The growing private space industry is built around these government space programs and would not exist without them. The UK’s annual US$500m contribution to the European Space Agency (ESA) has catalysed the formation of the fastest growing industry. Its private space industry contributes US$15.2 billion a year to the economy. Similarly, Japan’s US$2.3 billion into the Japan Aerospace Exploration Agency (JAXA) has enabled its private space industry to contribute US$31 billion.
Not only do space agencies pay for themselves directly, they create jobs and are boosting the global economy by US$300 billion annually through private industry.
The thousands of inventions and innovations spun out from space research have become an integral part of our daily life: weather forecasting, satellite television and communications, disaster relief, traffic management, agricultural and water management, and global positioning system (GPS), are but just a few.
As space research required bigger and bigger investment, the nature of international research changed. The space race became a space collaboration, which is symbolised by the International Space Station.
If nothing else, as Pete Worden, Centre Director of NASA Ames, told me, “Space is cool”. It inspires the new generation of kids.
The Apollo missions inspired a generation. The number of US graduates in the science, technology, engineering and maths (STEM subjects), from high-school through to PhD, has doubled. The relative growth rate since then has dropped drastically, even though the total number has gone up. Doubling a population’s scientific literacy when it is living in a world so dependent on science and technology was a good move, and it slung the US into the dominant position it has stood in for the past five decades.
While they still inspire, some would say today’s space agencies lack direction. Robert Zubrin, president of the Mars Society, said, “Instead of pioneering new worlds like those explorers of the past, we have left our sailors in the harbour for half a century to see the health effects from doing so”.
The average annual expenditure of NASA during the Apollo Era was US$23 billion in today’s money. NASA’s average spend in the last decade was US$17 billion. Even with similar budgets, the progress made in the last decade is simply not comparable to what was achieved in the 1960s.
Space research has opened our eyes to real risks we face as a species: global warming, asteroids impacts, vulnerable ozone layer, and even warning about how our electronics would be affected by the sun.
One way to push the speed of progress would be to make life multi-planetary. Visionaries like Astronmer Royal Martin Rees believe explorers would have a human base on Mars by 2100. He claims that if do not spread soon this will be “our final century”.

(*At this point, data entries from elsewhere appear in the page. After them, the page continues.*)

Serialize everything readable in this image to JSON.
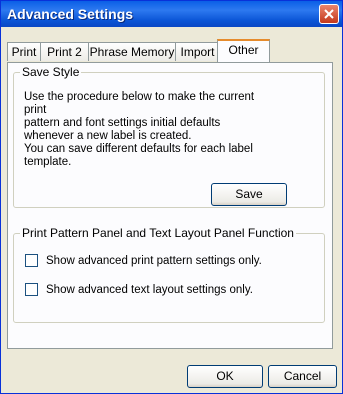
{
  "window": {
    "title": "Advanced Settings"
  },
  "tabs": [
    {
      "label": "Print"
    },
    {
      "label": "Print 2"
    },
    {
      "label": "Phrase Memory"
    },
    {
      "label": "Import"
    },
    {
      "label": "Other",
      "active": true
    }
  ],
  "save_style": {
    "legend": "Save Style",
    "lines": [
      "Use the procedure below to make the current print",
      "pattern and font settings initial defaults",
      "whenever a new label is created.",
      "You can save different defaults for each label template."
    ],
    "save_label": "Save"
  },
  "panel_function": {
    "legend": "Print Pattern Panel and Text Layout Panel Function",
    "options": [
      {
        "label": "Show advanced print pattern settings only.",
        "checked": false
      },
      {
        "label": "Show advanced text layout settings only.",
        "checked": false
      }
    ]
  },
  "footer": {
    "ok_label": "OK",
    "cancel_label": "Cancel"
  }
}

Space agencies around the world are slowly converging on the grand challenge of sending a manned mission to Mars. Mars is the next logical step. Zubrin said, “The Moon is to Mars, what Greenland was to North America in the previous age of exploration”.
Mars has all of the resources required for a technological civilisation. With a 24.6 hour day, fertile soil, a CO2 rich atmosphere, and an abundance of water, the introduction of flora is a real near-term possibility. Transformation of the atmosphere into something more hospitable may not remain science fiction.
But it is no longer reasonable to just assume that the first human expedition to Mars will be carried out by astronauts from the US or Europe. As the late Jacob Bronowski once put it, “Humanity has a right to change its colours”.
Through industrialisation, the economies of China and India have been doubling in scale every decade, and are forecast to overtake the US by 2023 and 2048 respectively. Though some are still resistant, the West has slowly begun to realise that if it does not take the next step for humanity, someone else will.
Some believe that a manned mission to Mars would require multi-national collaborative effort, however Jean-Jacques Dordain, director general of ESA, has said:
Two privately funded teams, Inspiration Mars and Mars One, are set on sending a manned mission either to or around Mars in the coming decade. But Elon Musk, who leads SpaceX, is worried that the real question is not who, but when. He wonders “for how long humanity will have the technical capability of sending people into and beyond orbit”.
Ashley Dale does not work for, consult to, own shares in or receive funding from any company or organisation that would benefit from this article, and has no relevant affiliations.
This article was originally published on The Conversation. Read the original article. The views expressed are those of the author and do not necessarily reflect the views of the publisher. This version of the article was originally published on Space.com.